Christopher HitchensIt wasn’t just his razor-sharp wit, his compelling and accessible writing style and his gift for oratory that set him apart from most modern-day scribes, it was his unflinching passion for tackling the most sensitive and complicated of subjects, with no target too sacred. Most writers wouldn’t dream of partaking in the kind of heresy that Hitchens displayed in his scathing attack on Mother Teresa, claiming that she opposed measures to end poverty, such as the provision of contraception, preferring to instead to encourage the poor to accept their poverty.

Hitchens (or Hitch) also penned The Trial of Henry Kissinger in which he argued that the National Security Advisor and later Secretary of State to Presidents Nixon and Ford should be prosecuted for war crimes. Not one to rest on his laurels, Hitchens constantly pushed the boundaries, even agreeing to be waterboarded for a piece in Vanity Fair.

Christopher HitchensImpossibly well read on a vast variety of subjects, Hitchens was something of a polymath, not unlike one of his heroes, Founding Father Thomas Jefferson. Hitchens was also an admirer of English radical Thomas Paine who, as the author of revolutionary pamphlet Common Sense, was a heavy influence on Jefferson, playing a key role in shaping the political landscape that surrounded the drafting of the Declaration of Independence.

Forming part of the so-called ‘Four Horsemen of New Atheism’ alongside non-believers Richard Dawkins, Dan Dennett, and Sam Harris, Hitchens was an outspoken critic of religion. While Jefferson sought merely (but wisely) to keep the state and the church separate, Hitchens was more interested in abolishing organised religion altogether, earning him just as many critics as supporters.
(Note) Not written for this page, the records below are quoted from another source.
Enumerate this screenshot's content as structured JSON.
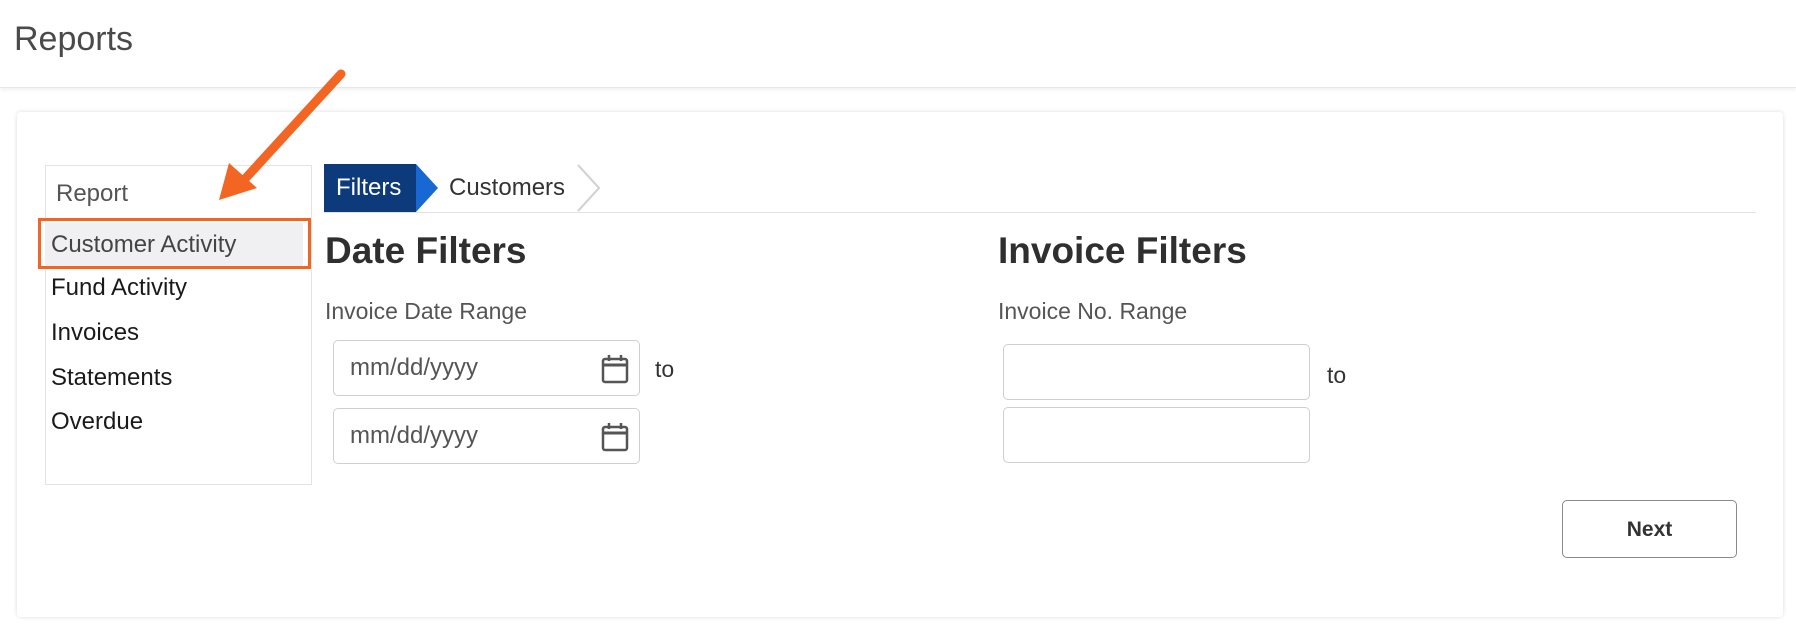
{
  "header": {
    "title": "Reports"
  },
  "sidebar": {
    "heading": "Report",
    "items": [
      {
        "label": "Customer Activity",
        "active": true
      },
      {
        "label": "Fund Activity"
      },
      {
        "label": "Invoices"
      },
      {
        "label": "Statements"
      },
      {
        "label": "Overdue"
      }
    ]
  },
  "breadcrumb": {
    "steps": [
      {
        "label": "Filters",
        "active": true
      },
      {
        "label": "Customers"
      }
    ]
  },
  "date_filters": {
    "title": "Date Filters",
    "range_label": "Invoice Date Range",
    "from_value": "mm/dd/yyyy",
    "to_value": "mm/dd/yyyy",
    "to_text": "to"
  },
  "invoice_filters": {
    "title": "Invoice Filters",
    "range_label": "Invoice No. Range",
    "from_value": "",
    "to_value": "",
    "to_text": "to"
  },
  "actions": {
    "next_label": "Next"
  },
  "colors": {
    "highlight": "#f26522",
    "breadcrumb_active": "#0c3a7a",
    "breadcrumb_arrow": "#1768d3"
  },
  "icons": [
    "calendar-icon",
    "annotation-arrow",
    "chevron-right-icon"
  ]
}
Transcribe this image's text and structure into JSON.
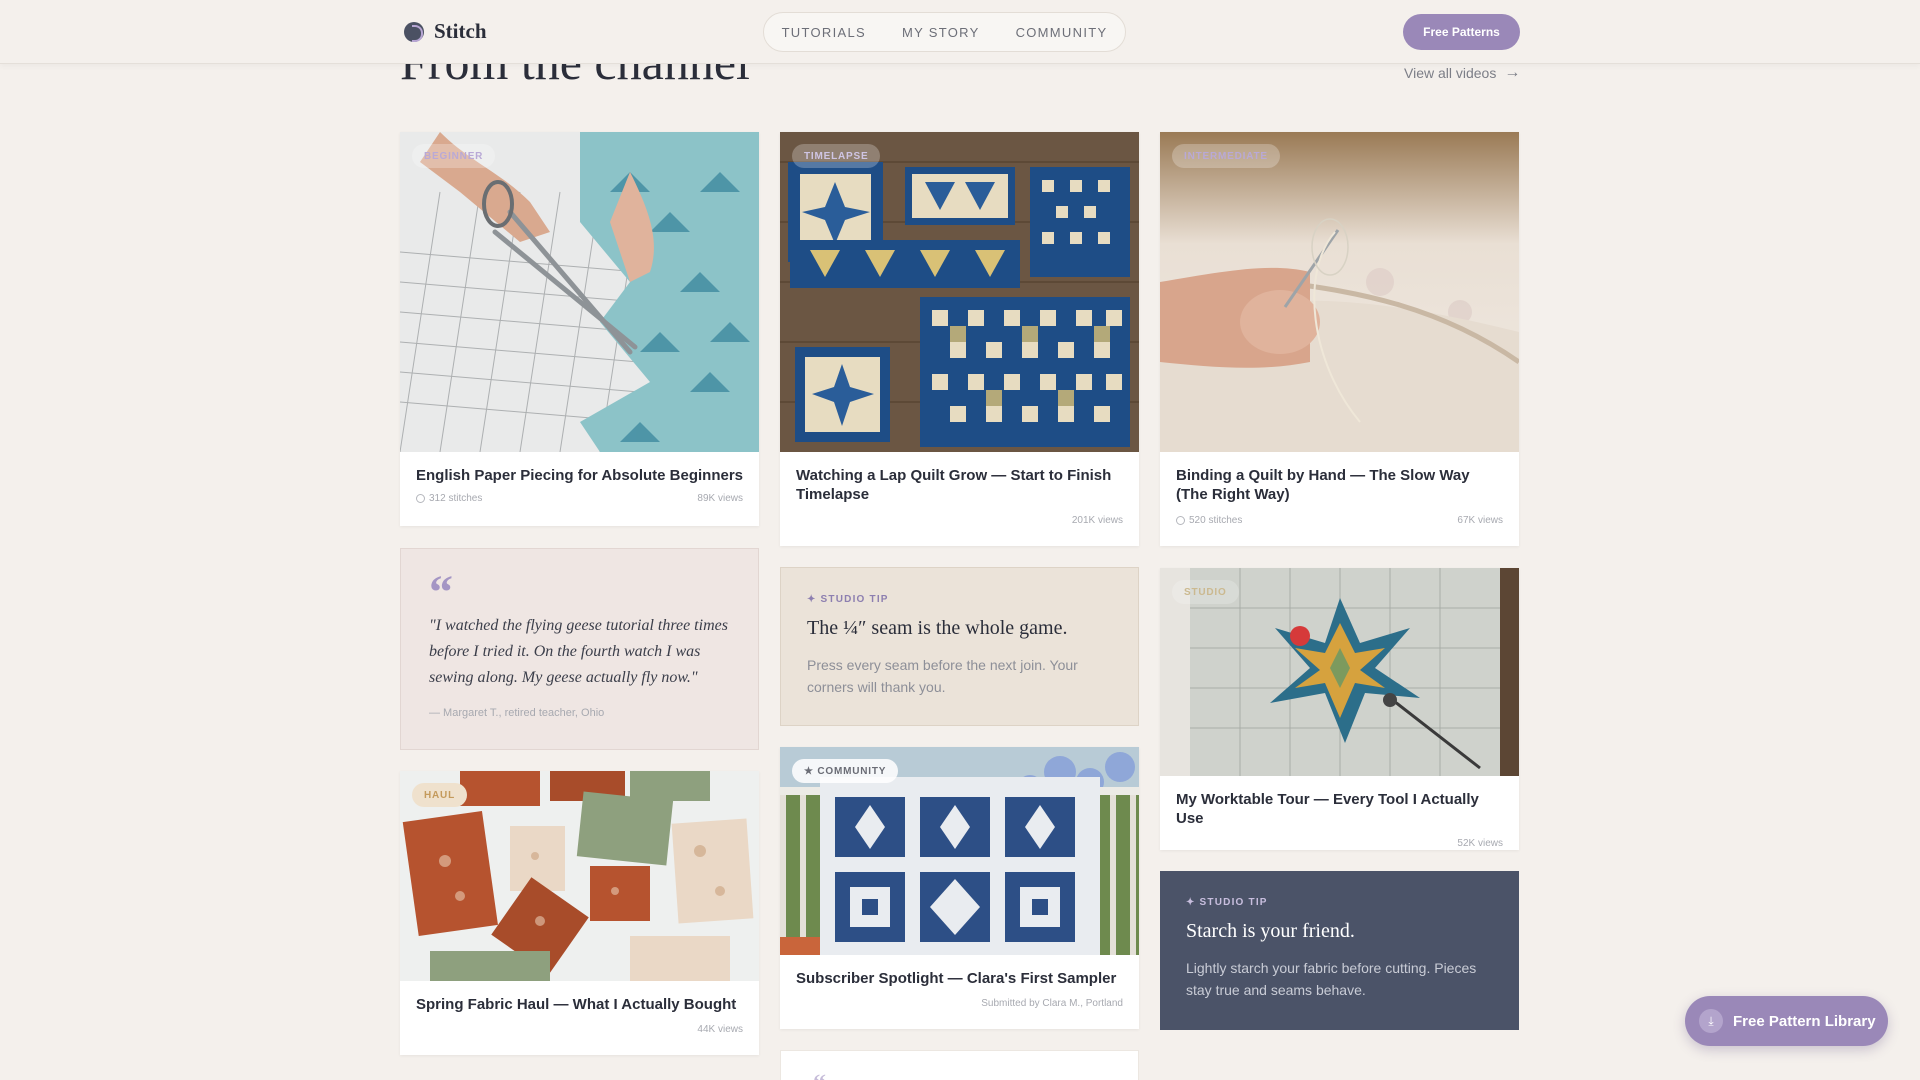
{
  "header": {
    "brand": "Stitch",
    "nav": [
      "TUTORIALS",
      "MY STORY",
      "COMMUNITY"
    ],
    "cta": "Free Patterns"
  },
  "section": {
    "title": "From the channel",
    "view_all": "View all videos"
  },
  "cards": [
    {
      "badge": "BEGINNER",
      "title": "English Paper Piecing for Absolute Beginners",
      "stitches": "312 stitches",
      "views": "89K views"
    },
    {
      "badge": "TIMELAPSE",
      "title": "Watching a Lap Quilt Grow — Start to Finish Timelapse",
      "views": "201K views"
    },
    {
      "badge": "INTERMEDIATE",
      "title": "Binding a Quilt by Hand — The Slow Way (The Right Way)",
      "stitches": "520 stitches",
      "views": "67K views"
    },
    {
      "badge": "STUDIO",
      "title": "My Worktable Tour — Every Tool I Actually Use",
      "views": "52K views"
    },
    {
      "badge": "HAUL",
      "title": "Spring Fabric Haul — What I Actually Bought",
      "views": "44K views"
    },
    {
      "badge": "★ COMMUNITY",
      "title": "Subscriber Spotlight — Clara's First Sampler",
      "submitted": "Submitted by Clara M., Portland"
    }
  ],
  "quote": {
    "mark": "“",
    "text": "\"I watched the flying geese tutorial three times before I tried it. On the fourth watch I was sewing along. My geese actually fly now.\"",
    "by": "— Margaret T., retired teacher, Ohio"
  },
  "tips": [
    {
      "label": "✦ STUDIO TIP",
      "title": "The ¼″ seam is the whole game.",
      "text": "Press every seam before the next join. Your corners will thank you."
    },
    {
      "label": "✦ STUDIO TIP",
      "title": "Starch is your friend.",
      "text": "Lightly starch your fabric before cutting. Pieces stay true and seams behave."
    }
  ],
  "floating_cta": "Free Pattern Library",
  "colors": {
    "accent": "#9a88b8",
    "dark_tip": "#4b5368",
    "background": "#f4f0ec"
  }
}
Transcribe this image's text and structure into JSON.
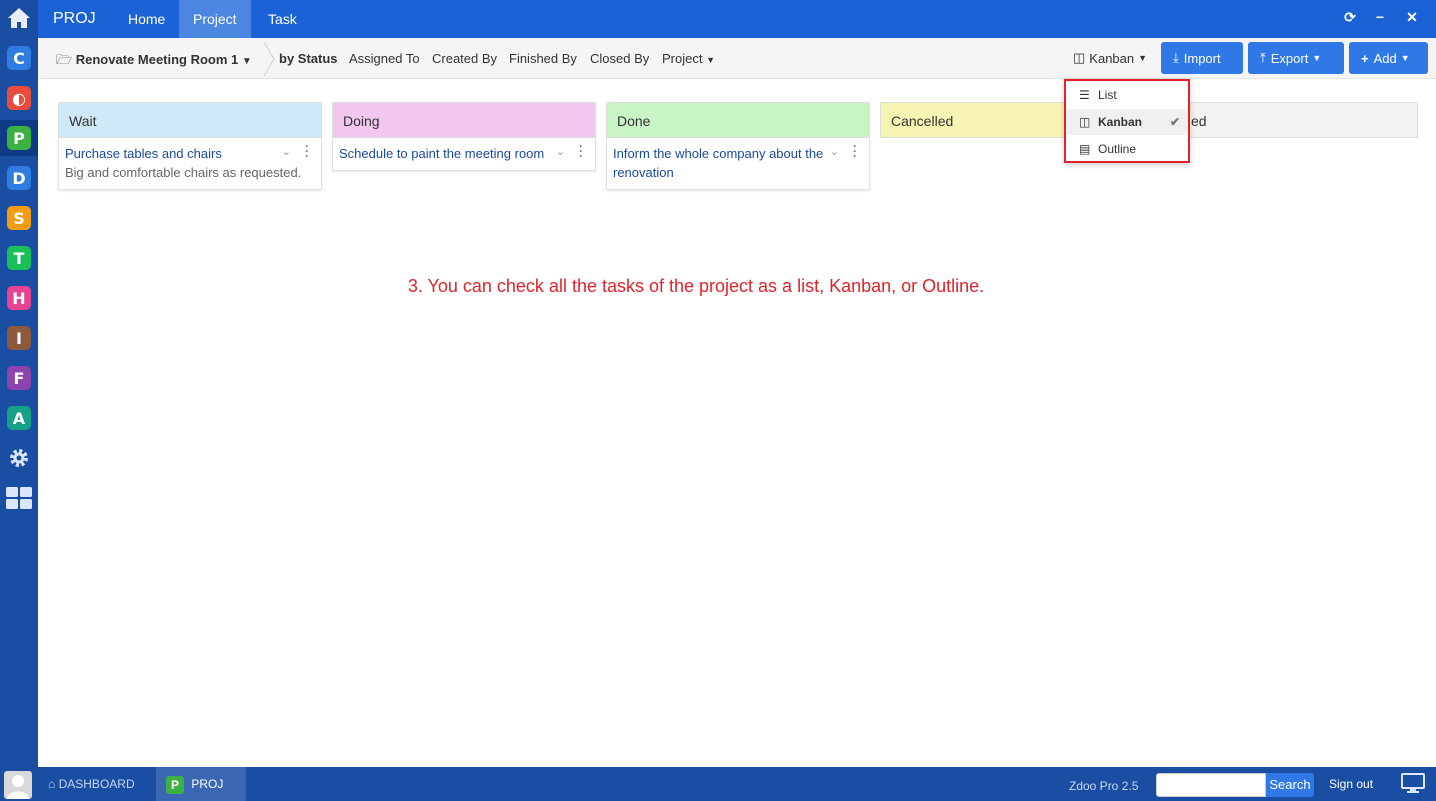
{
  "topbar": {
    "app_name": "PROJ",
    "nav": [
      "Home",
      "Project",
      "Task"
    ],
    "window_controls": [
      "refresh-icon",
      "minimize-icon",
      "close-icon"
    ]
  },
  "launcher": {
    "apps": [
      {
        "letter": "C",
        "color": "#2f7de1"
      },
      {
        "letter": "◐",
        "color": "#e74c3c"
      },
      {
        "letter": "P",
        "color": "#3cb043"
      },
      {
        "letter": "D",
        "color": "#2f7de1"
      },
      {
        "letter": "S",
        "color": "#f39c12"
      },
      {
        "letter": "T",
        "color": "#1bbf5a"
      },
      {
        "letter": "H",
        "color": "#e84393"
      },
      {
        "letter": "I",
        "color": "#8e5a3c"
      },
      {
        "letter": "F",
        "color": "#8e44ad"
      },
      {
        "letter": "A",
        "color": "#16a085"
      }
    ]
  },
  "subbar": {
    "breadcrumb": "Renovate Meeting Room 1",
    "tabs": [
      "by Status",
      "Assigned To",
      "Created By",
      "Finished By",
      "Closed By",
      "Project"
    ],
    "view_switch": "Kanban",
    "import_label": "Import",
    "export_label": "Export",
    "add_label": "Add"
  },
  "lanes": [
    {
      "title": "Wait",
      "color": "#cfe9f7",
      "cards": [
        {
          "title": "Purchase tables and chairs",
          "desc": "Big and comfortable chairs as requested."
        }
      ]
    },
    {
      "title": "Doing",
      "color": "#f2c6ef",
      "cards": [
        {
          "title": "Schedule to paint the meeting room",
          "desc": ""
        }
      ]
    },
    {
      "title": "Done",
      "color": "#c9f5c6",
      "cards": [
        {
          "title": "Inform the whole company about the renovation",
          "desc": ""
        }
      ]
    },
    {
      "title": "Cancelled",
      "color": "#f7f5b4",
      "cards": []
    },
    {
      "title": "ed",
      "color": "#f2f2f2",
      "cards": []
    }
  ],
  "view_menu": {
    "items": [
      "List",
      "Kanban",
      "Outline"
    ],
    "selected": "Kanban"
  },
  "instruction": "3. You can check all the tasks of the project as a list, Kanban, or Outline.",
  "bottombar": {
    "dashboard_label": "DASHBOARD",
    "proj_label": "PROJ",
    "version": "Zdoo Pro 2.5",
    "search_label": "Search",
    "signout_label": "Sign out"
  }
}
Famously, Hitchens was also a huge admirer of George Orwell, something which he put on record in his book-length essay on the subject named Why Orwell Matters (published as Orwell’s Victory in the UK).

Christopher HitchensSome of Hitchens’ views may have been somewhat questionable, none more so than his support for the invasion of Iraq, but it was impossible not to respect the extraordinary skill and eloquence with which he argued his point.

If more journalists possessed even a tenth of Hitchens’ impressive vocabulary and command of the English language, as well as his tenacious skepticism in the face of accepted opinion – not to mention his ability to meet deadlines with near-perfect prose after a night on the booze – the Fourth Estate would be far better for it.

The world’s greatest thinkers and writers have almost always been contrarians, heretics and, in some cases, outlaws (in the nonconformist sense, not the gunslinger sense). The writers that really make a difference to society are the ones who make us question, and that’s why Hitchens matters.

Worth a read – tributes to Hitch from:
Vanity Fair’s Graydon Carter
Journalist (and Hitch’s brother) Peter Hitchens
Author Sam Harris